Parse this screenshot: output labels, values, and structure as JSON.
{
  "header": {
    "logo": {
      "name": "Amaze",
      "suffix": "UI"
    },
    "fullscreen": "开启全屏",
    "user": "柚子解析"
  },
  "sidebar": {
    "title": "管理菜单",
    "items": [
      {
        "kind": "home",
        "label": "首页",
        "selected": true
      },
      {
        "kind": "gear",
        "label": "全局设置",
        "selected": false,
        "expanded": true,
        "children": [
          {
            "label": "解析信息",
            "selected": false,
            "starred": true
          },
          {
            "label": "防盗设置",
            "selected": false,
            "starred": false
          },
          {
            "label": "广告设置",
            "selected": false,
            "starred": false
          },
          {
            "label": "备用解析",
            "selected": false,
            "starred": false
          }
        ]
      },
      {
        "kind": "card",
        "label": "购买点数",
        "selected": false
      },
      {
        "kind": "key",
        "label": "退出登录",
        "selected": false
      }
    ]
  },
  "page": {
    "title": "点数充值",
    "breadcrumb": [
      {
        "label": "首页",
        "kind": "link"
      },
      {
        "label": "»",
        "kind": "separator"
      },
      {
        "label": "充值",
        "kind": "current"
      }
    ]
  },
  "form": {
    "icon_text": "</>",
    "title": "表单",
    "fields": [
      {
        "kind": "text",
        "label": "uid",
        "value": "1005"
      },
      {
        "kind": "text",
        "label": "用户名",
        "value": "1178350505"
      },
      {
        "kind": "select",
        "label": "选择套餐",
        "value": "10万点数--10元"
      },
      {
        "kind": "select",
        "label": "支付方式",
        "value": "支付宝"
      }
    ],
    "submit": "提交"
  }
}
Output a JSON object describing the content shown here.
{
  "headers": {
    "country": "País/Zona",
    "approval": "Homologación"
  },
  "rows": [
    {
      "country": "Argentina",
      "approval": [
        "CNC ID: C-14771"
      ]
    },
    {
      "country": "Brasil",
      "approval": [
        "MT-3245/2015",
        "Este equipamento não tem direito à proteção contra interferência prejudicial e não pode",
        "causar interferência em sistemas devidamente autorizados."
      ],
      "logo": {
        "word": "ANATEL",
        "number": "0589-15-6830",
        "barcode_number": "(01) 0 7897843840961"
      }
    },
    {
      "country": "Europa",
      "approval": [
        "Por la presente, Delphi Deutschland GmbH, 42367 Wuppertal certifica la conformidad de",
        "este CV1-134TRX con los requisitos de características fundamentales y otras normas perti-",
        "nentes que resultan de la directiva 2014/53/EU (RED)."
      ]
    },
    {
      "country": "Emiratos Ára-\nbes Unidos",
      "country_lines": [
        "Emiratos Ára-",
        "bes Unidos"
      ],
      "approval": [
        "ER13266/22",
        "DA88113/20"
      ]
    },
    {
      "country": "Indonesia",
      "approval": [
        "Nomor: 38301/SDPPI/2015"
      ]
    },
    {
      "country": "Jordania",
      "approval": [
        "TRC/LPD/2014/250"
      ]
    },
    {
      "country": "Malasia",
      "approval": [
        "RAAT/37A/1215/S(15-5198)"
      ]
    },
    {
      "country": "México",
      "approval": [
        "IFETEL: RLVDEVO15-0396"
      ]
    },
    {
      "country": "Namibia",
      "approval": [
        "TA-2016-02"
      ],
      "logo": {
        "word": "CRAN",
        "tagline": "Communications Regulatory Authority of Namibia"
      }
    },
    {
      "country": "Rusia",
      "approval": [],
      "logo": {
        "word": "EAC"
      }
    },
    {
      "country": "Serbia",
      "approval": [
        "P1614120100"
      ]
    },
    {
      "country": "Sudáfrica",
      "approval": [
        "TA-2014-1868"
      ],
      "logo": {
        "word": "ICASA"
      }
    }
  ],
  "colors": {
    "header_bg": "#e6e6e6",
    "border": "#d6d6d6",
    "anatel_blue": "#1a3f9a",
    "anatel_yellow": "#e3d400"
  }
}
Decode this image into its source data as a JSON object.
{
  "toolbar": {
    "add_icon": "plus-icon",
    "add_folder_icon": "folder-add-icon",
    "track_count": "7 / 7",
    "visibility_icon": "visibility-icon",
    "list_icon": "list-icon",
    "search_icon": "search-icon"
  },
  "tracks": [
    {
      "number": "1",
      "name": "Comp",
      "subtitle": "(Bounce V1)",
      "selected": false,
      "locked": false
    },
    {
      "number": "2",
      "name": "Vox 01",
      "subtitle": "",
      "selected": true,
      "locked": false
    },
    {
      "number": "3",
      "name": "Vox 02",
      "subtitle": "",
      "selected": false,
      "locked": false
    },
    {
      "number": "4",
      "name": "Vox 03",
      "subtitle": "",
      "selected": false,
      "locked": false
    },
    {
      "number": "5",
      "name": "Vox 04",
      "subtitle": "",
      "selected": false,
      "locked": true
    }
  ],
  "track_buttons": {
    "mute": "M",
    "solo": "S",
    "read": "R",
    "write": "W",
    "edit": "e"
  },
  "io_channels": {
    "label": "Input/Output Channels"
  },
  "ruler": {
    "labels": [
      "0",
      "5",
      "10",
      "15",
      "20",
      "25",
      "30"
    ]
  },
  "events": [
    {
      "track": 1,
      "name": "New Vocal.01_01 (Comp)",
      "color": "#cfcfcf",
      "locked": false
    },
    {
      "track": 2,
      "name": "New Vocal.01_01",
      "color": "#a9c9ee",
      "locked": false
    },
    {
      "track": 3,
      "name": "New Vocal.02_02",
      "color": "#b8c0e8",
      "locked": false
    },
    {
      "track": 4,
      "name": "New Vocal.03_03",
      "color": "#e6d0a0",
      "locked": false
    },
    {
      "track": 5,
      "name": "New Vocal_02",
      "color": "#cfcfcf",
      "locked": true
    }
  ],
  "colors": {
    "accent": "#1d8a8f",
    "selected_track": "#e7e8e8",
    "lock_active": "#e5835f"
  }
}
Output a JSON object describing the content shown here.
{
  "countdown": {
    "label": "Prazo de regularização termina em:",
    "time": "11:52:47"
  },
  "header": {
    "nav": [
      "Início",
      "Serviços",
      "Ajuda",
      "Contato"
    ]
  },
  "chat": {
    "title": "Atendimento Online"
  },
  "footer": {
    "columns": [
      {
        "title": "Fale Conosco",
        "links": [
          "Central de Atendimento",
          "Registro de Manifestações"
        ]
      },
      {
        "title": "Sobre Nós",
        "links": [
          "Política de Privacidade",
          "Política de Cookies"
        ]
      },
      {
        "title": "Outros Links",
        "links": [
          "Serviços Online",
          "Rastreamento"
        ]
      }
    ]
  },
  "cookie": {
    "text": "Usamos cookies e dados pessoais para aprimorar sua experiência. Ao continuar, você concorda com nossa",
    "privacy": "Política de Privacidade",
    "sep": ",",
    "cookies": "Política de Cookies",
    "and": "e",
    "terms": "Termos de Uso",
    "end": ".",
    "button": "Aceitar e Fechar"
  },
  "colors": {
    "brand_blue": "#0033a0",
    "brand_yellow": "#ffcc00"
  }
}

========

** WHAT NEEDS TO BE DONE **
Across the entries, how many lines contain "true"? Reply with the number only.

** OUTPUT FOR THIS EXERCISE **
6